Born as Mahala Jackson and nicknamed "Halie", Jackson grew up in the Black Pearl section of the Carrollton neighborhood of Uptown New Orleans, Louisiana. The three-room dwelling on Pitt Street housed thirteen people and a dog. This included Little Mahala (named after her aunt, Mahala Clark-Paul whom the family called Aunt Duke), her brother Roosevelt Hunter, whom they called Peter, and her mother Charity Clark, who worked as both a maid and a laundress. Several aunts and cousins lived in the house as well. Aunt Mahala was given the nickname "Duke" after proving herself the undisputed "boss" of the family. The extended family (the Clarks) consisted of her mother's siblings - Isabell, Mahala, Boston, Porterfield, Hannah, Alice, Rhoda, Bessie, their children, grandchildren and patriarch Rev. Paul Clark, a former slave. Mahalia's father, John A. Jackson, Sr. was a stevedore (dockworker) and a barber who later became a Baptist minister. He fathered four other children besides Mahalia - Wilmon (older) and then Yvonne, Pearl and Johnny, Jr. (by his marriage shortly after Halie's birth). Her father's sister, Jeanette Jackson-Burnett, and husband, Josie, were vaudeville entertainers.

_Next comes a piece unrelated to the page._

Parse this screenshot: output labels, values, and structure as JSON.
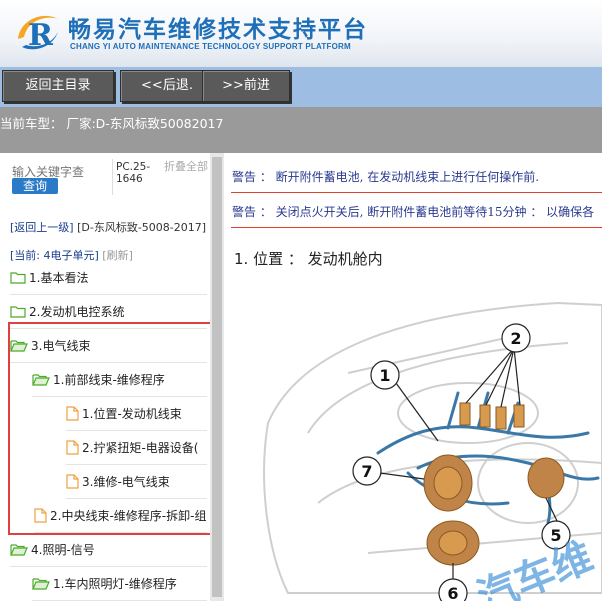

When she was born Halie suffered from genu varum, or "bowed legs". The doctors wanted to perform surgery by breaking her legs, but one of the resident aunts opposed it. Halie's mother would rub her legs down with greasy dishwater. The condition never stopped young Halie from performing her dance steps for the white woman for whom her mother and Aunt Bell cleaned house.
Mahalia was five when her mother Charity died, leaving her family to decide who would raise Halie and her brother. Aunt Duke assumed this responsibility, and the children were forced to work from sunup to sundown. Aunt Duke would always inspect the house using the "white glove" method. If the house was not cleaned properly, Halie was beaten. If one of the other relatives was unable to do their chores, or clean at their job, Halie or one of her cousins was expected to perform that particular task. School was hardly an option. Halie loved to sing and church is where she loved to sing the most. Halie’s Aunt Bell told her that one day she would sing in front of royalty, a prediction that would eventually come true. Mahalia Jackson began her singing career at the local Mount Mariah Baptist Church. She was baptized in Mississippi by Mt. Mariah's pastor, the Rev. E. D. Lawrence, then went back to the church to "receive the right hand of fellowship".Wide ThumbClearartFanartBanner User Comments